That said, here is the podcast.

TNM 088: Brooks & Summers – How to Make Good Habits Stick

19 January 2010


Are you one of those guys who tries to make a change but find yourself right back where you started a few weeks later?

Is it possible to arrange your life so that making a positive change is more automatic than struggle?

And why are there little bees or flies painted inside the urinal?

This week we’ll explore how you can create positive habits that stick and why hope alone is the raw material of losers. We’re talking with Michael Brooks and Josh Summers — authors of “The Buddha’s Playbook.”

In this episode:

  • Why New Year’s resolutions are like Vegas marriages
  • Hope is for losers (according to Fernando Flores)
  • What those little bees in the urinal have to do with your success
  • How to set up your practice to ensure your success
  • Choice Architecture
  • Why losing is more painful than gaining is joyful
  • Why perfectionism doesn’t work
  • “Muscle Confusion” and your life

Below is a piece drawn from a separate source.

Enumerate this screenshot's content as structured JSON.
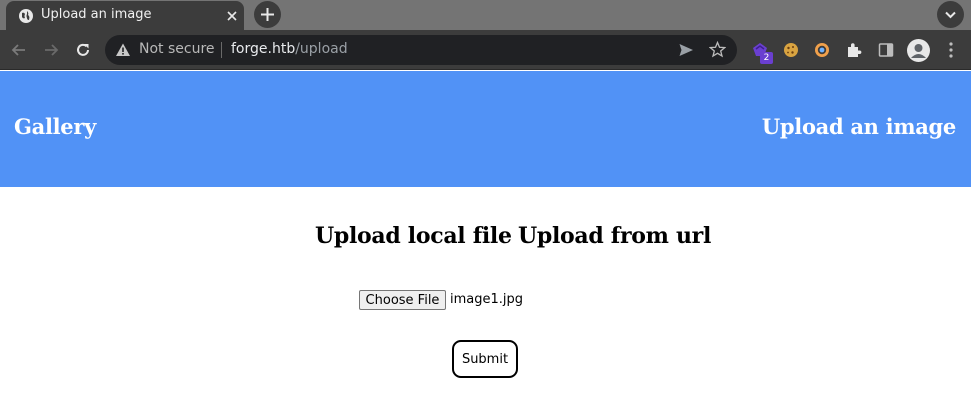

Download The Buddha’s Playbook at

About Josh Summers

Josh’s interest in individual growth and collective transformation stems from his professional background in meditation, yoga and Asian Medicine. He holds a Masters in Oriental Medicine from the New England School of Acupuncture and a BA from Columbia University. Josh co-founded Sati Solutions and co-wrote The Buddha’s Playbook: Strategies for Enlightened Living. He lectures at universities on mindfulness meditation and its applied benefits.

About Michael Brooks

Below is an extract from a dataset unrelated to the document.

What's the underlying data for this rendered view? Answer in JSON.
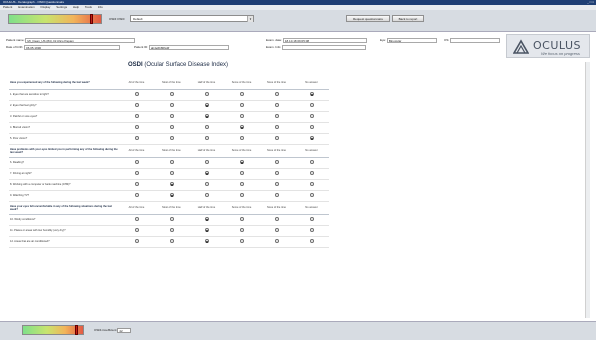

With a background in non-profit leadership, PR strategy and political activism, Michael co-founded Sati Solutions and is the co-author of The Buddha’s Playbook. His interest in meditation has merged with his professional pursuits to develop meditative skill-set applications for durable social, economic and institutional change. Michael also majored in International Relations at Bates College and has toured as a standup comedian.

Wednesday, January 20, 2010

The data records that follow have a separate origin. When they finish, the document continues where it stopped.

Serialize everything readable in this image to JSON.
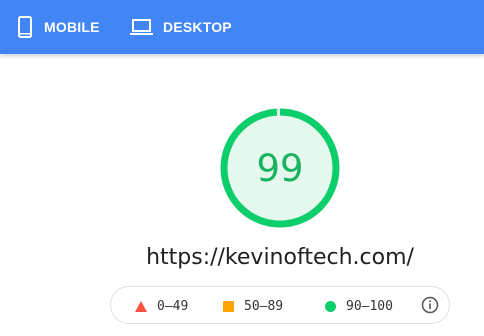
{
  "tabs": [
    {
      "label": "MOBILE",
      "icon": "phone-icon"
    },
    {
      "label": "DESKTOP",
      "icon": "laptop-icon"
    }
  ],
  "report": {
    "score": "99",
    "score_fraction": 0.99,
    "url": "https://kevinoftech.com/"
  },
  "legend": {
    "fail": "0–49",
    "average": "50–89",
    "pass": "90–100",
    "info_icon": "info-icon"
  },
  "colors": {
    "header": "#4285f4",
    "pass": "#0cce6b",
    "pass_fill": "#e5f8ee",
    "average": "#ffa400",
    "fail": "#ff4e42"
  }
}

The Revolutionary Man: Personal Growth 101 – Know What You Want

Another good post from Jayson. We'll never get anywhere if we are not clear on where we really want to be. Unfortunately, too many of us have conflicting narratives of what we want from life, and that conflict keeps us stuck in place, spinning our wheels.

Personal Growth 101–Know What You Want

Fri, Jan 15, 2010

Photo by Josh Levin

Photo by Josh Levin

This is going to seem like a no brainer, but it’s amazing to me how many guys out there have no idea what they want. What about you?

If someone asks you “What do you really want?” What is your response?

In the first session I always ask the men I coach “What do you want?” Typically they think they know. After they describe it to me, I reflect back this fuzzy, vague picture back to them. They are often unclear whether it’s their short term vision or long term vision.

I ask, “Is that really your ideal?” Wow, is that all you want, seriously?

I have mentioned this in a few prior posts about finding your purpose and a recent post about lasting change.

So here is a simple technique to help you get very, very clear (I go into more detail in coaching someone).

The basic flow is this…

Screen shot 2010-01-15 at 1.42.24 PM

Step 1. Identify where you are. Hard to know what is next when you don’t even know who you are or where you are. Get your “self-knowledge” on.

Step 2. Get clear. The key here is to get very, very clear. The universe likes clarity. The more crystal clear you are, the more you are in touch with what you want and the more likely it is to happen.

I like to suggest a short term want list and a long term want list. In one year, I want…

In 15 years, I want…

I also suggest to do this process from a place that would have you very fulfilled and at peace internally. Don’t list “stuff” that makes your ego happy.
Read the whole post.